Task material —
+-------+

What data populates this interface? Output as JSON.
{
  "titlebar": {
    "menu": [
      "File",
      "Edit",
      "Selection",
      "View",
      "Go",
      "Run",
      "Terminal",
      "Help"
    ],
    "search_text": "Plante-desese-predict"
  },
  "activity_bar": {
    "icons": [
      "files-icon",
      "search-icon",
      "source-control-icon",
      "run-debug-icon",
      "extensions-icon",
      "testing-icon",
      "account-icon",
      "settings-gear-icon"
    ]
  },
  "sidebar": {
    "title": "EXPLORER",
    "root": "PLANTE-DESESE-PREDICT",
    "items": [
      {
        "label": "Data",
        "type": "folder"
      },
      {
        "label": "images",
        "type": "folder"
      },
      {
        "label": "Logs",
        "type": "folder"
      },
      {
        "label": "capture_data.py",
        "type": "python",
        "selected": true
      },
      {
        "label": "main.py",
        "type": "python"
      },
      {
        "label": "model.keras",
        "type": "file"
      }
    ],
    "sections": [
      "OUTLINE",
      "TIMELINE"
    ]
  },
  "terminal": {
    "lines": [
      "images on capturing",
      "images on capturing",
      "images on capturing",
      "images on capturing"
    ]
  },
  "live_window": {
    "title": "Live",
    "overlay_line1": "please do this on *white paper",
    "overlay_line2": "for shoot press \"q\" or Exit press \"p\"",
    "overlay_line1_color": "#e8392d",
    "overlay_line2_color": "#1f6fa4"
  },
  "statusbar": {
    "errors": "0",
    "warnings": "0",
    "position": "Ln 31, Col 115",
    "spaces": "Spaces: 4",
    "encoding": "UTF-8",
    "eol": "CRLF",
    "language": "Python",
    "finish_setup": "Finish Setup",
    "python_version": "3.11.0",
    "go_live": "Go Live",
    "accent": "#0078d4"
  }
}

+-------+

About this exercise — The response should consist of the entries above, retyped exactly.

Task output —
What data populates this interface? Output as JSON.
{
  "titlebar": {
    "menu": [
      "File",
      "Edit",
      "Selection",
      "View",
      "Go",
      "Run",
      "Terminal",
      "Help"
    ],
    "search_text": "Plante-desese-predict"
  },
  "activity_bar": {
    "icons": [
      "files-icon",
      "search-icon",
      "source-control-icon",
      "run-debug-icon",
      "extensions-icon",
      "testing-icon",
      "account-icon",
      "settings-gear-icon"
    ]
  },
  "sidebar": {
    "title": "EXPLORER",
    "root": "PLANTE-DESESE-PREDICT",
    "items": [
      {
        "label": "Data",
        "type": "folder"
      },
      {
        "label": "images",
        "type": "folder"
      },
      {
        "label": "Logs",
        "type": "folder"
      },
      {
        "label": "capture_data.py",
        "type": "python",
        "selected": true
      },
      {
        "label": "main.py",
        "type": "python"
      },
      {
        "label": "model.keras",
        "type": "file"
      }
    ],
    "sections": [
      "OUTLINE",
      "TIMELINE"
    ]
  },
  "terminal": {
    "lines": [
      "images on capturing",
      "images on capturing",
      "images on capturing",
      "images on capturing"
    ]
  },
  "live_window": {
    "title": "Live",
    "overlay_line1": "please do this on *white paper",
    "overlay_line2": "for shoot press \"q\" or Exit press \"p\"",
    "overlay_line1_color": "#e8392d",
    "overlay_line2_color": "#1f6fa4"
  },
  "statusbar": {
    "errors": "0",
    "warnings": "0",
    "position": "Ln 31, Col 115",
    "spaces": "Spaces: 4",
    "encoding": "UTF-8",
    "eol": "CRLF",
    "language": "Python",
    "finish_setup": "Finish Setup",
    "python_version": "3.11.0",
    "go_live": "Go Live",
    "accent": "#0078d4"
  }
}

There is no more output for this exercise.